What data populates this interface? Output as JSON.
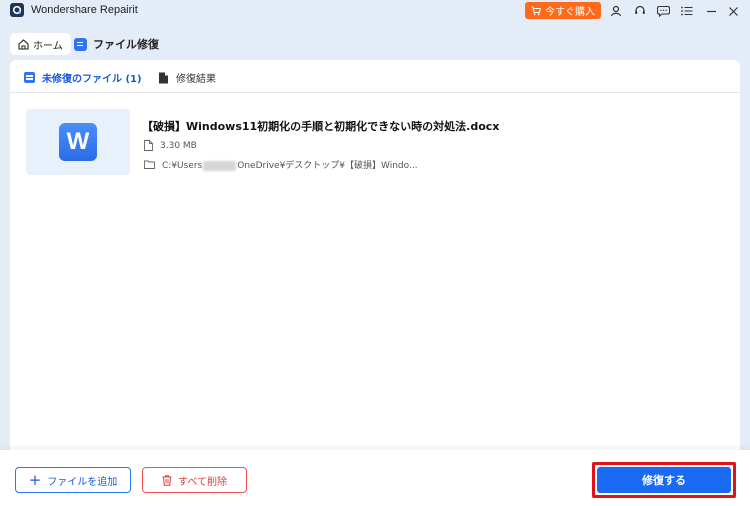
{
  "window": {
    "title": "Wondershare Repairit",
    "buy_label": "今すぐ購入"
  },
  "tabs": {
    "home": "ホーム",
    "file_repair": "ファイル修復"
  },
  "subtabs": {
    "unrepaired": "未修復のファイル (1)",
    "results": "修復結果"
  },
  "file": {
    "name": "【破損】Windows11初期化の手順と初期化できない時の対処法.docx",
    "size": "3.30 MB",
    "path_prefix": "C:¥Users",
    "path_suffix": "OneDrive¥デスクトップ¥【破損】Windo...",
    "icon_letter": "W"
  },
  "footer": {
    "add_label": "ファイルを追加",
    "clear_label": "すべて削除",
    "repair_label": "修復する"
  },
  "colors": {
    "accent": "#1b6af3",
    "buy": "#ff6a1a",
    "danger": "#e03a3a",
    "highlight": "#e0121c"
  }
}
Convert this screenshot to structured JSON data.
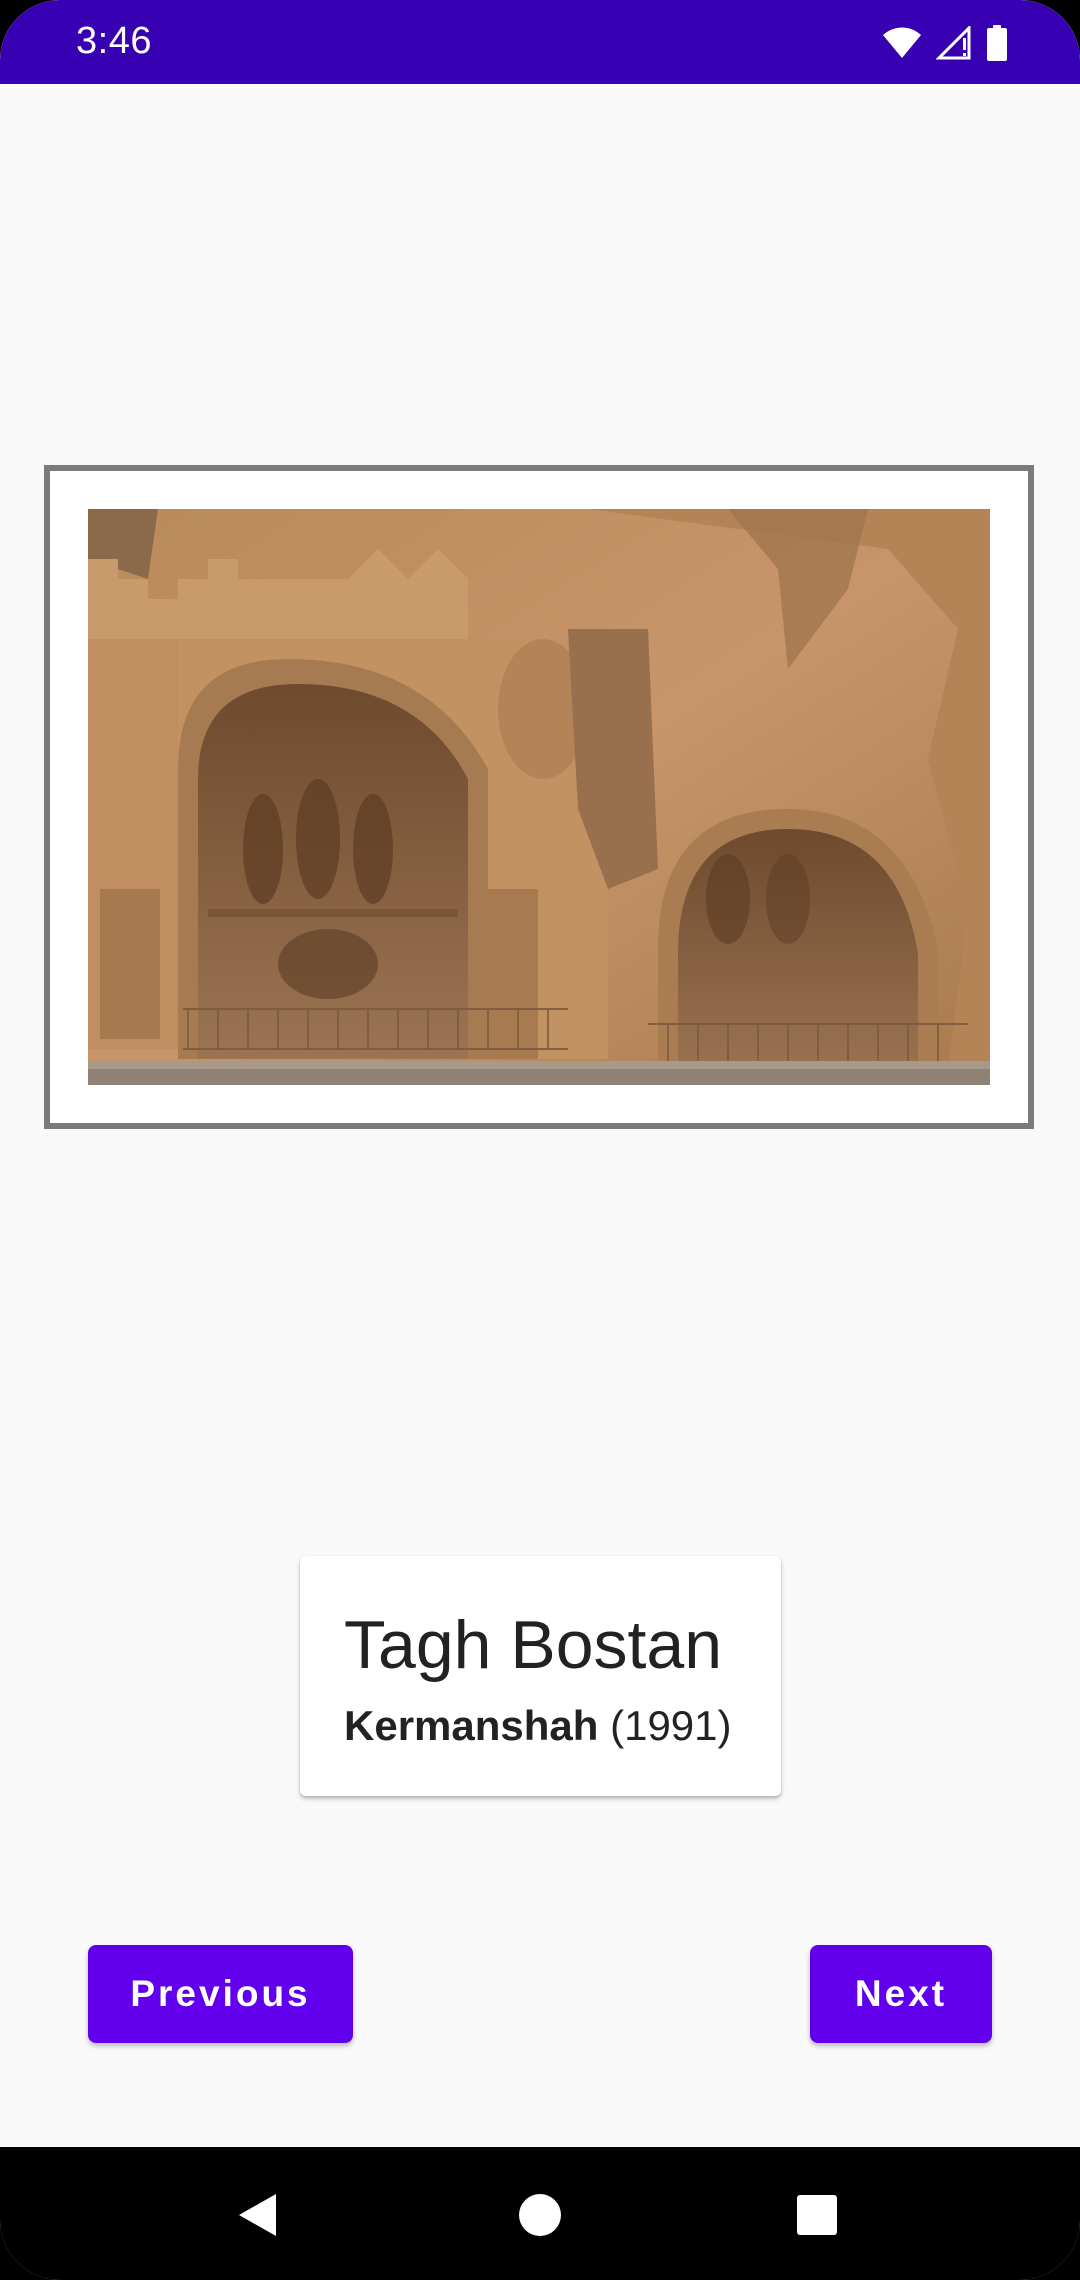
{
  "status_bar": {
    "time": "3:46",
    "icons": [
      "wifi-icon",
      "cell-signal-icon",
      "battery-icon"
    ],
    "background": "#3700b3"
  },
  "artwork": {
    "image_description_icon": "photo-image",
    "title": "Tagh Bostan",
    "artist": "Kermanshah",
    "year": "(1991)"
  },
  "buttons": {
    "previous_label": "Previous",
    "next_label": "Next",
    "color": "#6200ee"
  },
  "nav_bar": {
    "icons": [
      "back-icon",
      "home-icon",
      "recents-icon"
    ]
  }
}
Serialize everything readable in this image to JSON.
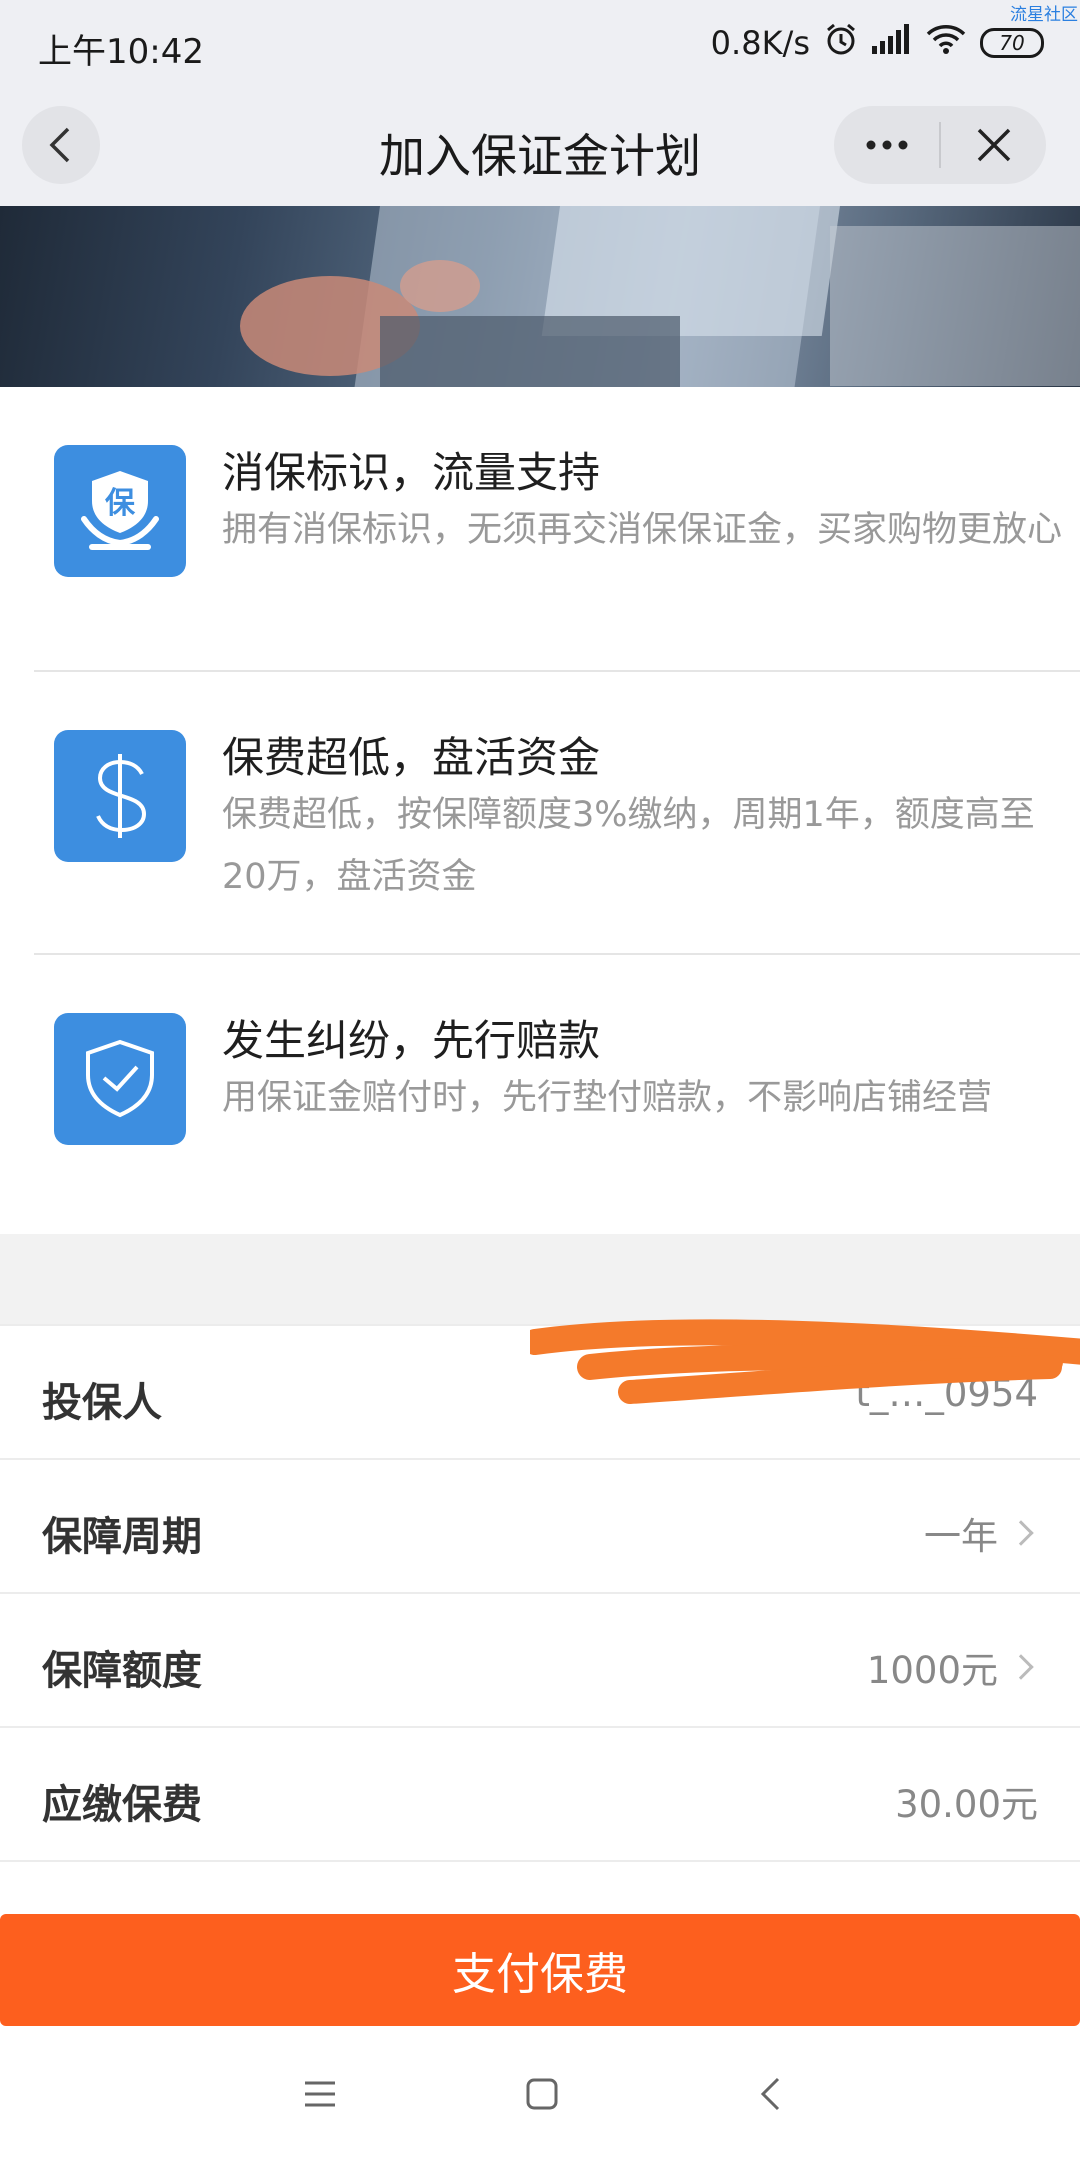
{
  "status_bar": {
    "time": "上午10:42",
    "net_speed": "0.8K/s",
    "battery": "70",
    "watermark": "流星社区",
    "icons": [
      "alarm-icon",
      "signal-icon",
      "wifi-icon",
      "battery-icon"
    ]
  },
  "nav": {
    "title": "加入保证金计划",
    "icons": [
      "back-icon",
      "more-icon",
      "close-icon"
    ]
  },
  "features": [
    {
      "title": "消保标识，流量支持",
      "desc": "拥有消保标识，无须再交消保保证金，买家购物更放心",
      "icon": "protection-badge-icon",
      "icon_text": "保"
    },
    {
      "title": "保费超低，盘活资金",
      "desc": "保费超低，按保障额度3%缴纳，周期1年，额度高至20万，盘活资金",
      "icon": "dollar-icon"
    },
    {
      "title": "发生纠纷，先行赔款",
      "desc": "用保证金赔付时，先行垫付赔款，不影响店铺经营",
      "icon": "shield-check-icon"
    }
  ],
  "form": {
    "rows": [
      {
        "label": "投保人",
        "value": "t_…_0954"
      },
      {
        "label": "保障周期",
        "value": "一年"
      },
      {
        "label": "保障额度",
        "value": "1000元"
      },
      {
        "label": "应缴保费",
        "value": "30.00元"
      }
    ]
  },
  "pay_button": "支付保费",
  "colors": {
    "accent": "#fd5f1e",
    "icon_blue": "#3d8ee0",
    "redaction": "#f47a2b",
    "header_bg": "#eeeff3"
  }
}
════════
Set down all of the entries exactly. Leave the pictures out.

What data populates this interface? Output as JSON.
{
  "window": {
    "title": "Wondershare Repairit",
    "buy_label": "今すぐ購入"
  },
  "tabs": {
    "home": "ホーム",
    "file_repair": "ファイル修復"
  },
  "subtabs": {
    "unrepaired": "未修復のファイル (1)",
    "results": "修復結果"
  },
  "file": {
    "name": "【破損】Windows11初期化の手順と初期化できない時の対処法.docx",
    "size": "3.30 MB",
    "path_prefix": "C:¥Users",
    "path_suffix": "OneDrive¥デスクトップ¥【破損】Windo...",
    "icon_letter": "W"
  },
  "footer": {
    "add_label": "ファイルを追加",
    "clear_label": "すべて削除",
    "repair_label": "修復する"
  },
  "colors": {
    "accent": "#1b6af3",
    "buy": "#ff6a1a",
    "danger": "#e03a3a",
    "highlight": "#e0121c"
  }
}
Convert this screenshot to structured JSON data.
{
  "status_bar": {
    "time": "3:46",
    "icons": [
      "wifi-icon",
      "cell-signal-icon",
      "battery-icon"
    ],
    "background": "#3700b3"
  },
  "artwork": {
    "image_description_icon": "photo-image",
    "title": "Tagh Bostan",
    "artist": "Kermanshah",
    "year": "(1991)"
  },
  "buttons": {
    "previous_label": "Previous",
    "next_label": "Next",
    "color": "#6200ee"
  },
  "nav_bar": {
    "icons": [
      "back-icon",
      "home-icon",
      "recents-icon"
    ]
  }
}
Serialize everything readable in this image to JSON.
{
  "status_bar": {
    "time": "上午10:42",
    "net_speed": "0.8K/s",
    "battery": "70",
    "watermark": "流星社区",
    "icons": [
      "alarm-icon",
      "signal-icon",
      "wifi-icon",
      "battery-icon"
    ]
  },
  "nav": {
    "title": "加入保证金计划",
    "icons": [
      "back-icon",
      "more-icon",
      "close-icon"
    ]
  },
  "features": [
    {
      "title": "消保标识，流量支持",
      "desc": "拥有消保标识，无须再交消保保证金，买家购物更放心",
      "icon": "protection-badge-icon",
      "icon_text": "保"
    },
    {
      "title": "保费超低，盘活资金",
      "desc": "保费超低，按保障额度3%缴纳，周期1年，额度高至20万，盘活资金",
      "icon": "dollar-icon"
    },
    {
      "title": "发生纠纷，先行赔款",
      "desc": "用保证金赔付时，先行垫付赔款，不影响店铺经营",
      "icon": "shield-check-icon"
    }
  ],
  "form": {
    "rows": [
      {
        "label": "投保人",
        "value": "t_…_0954"
      },
      {
        "label": "保障周期",
        "value": "一年"
      },
      {
        "label": "保障额度",
        "value": "1000元"
      },
      {
        "label": "应缴保费",
        "value": "30.00元"
      }
    ]
  },
  "pay_button": "支付保费",
  "colors": {
    "accent": "#fd5f1e",
    "icon_blue": "#3d8ee0",
    "redaction": "#f47a2b",
    "header_bg": "#eeeff3"
  }
}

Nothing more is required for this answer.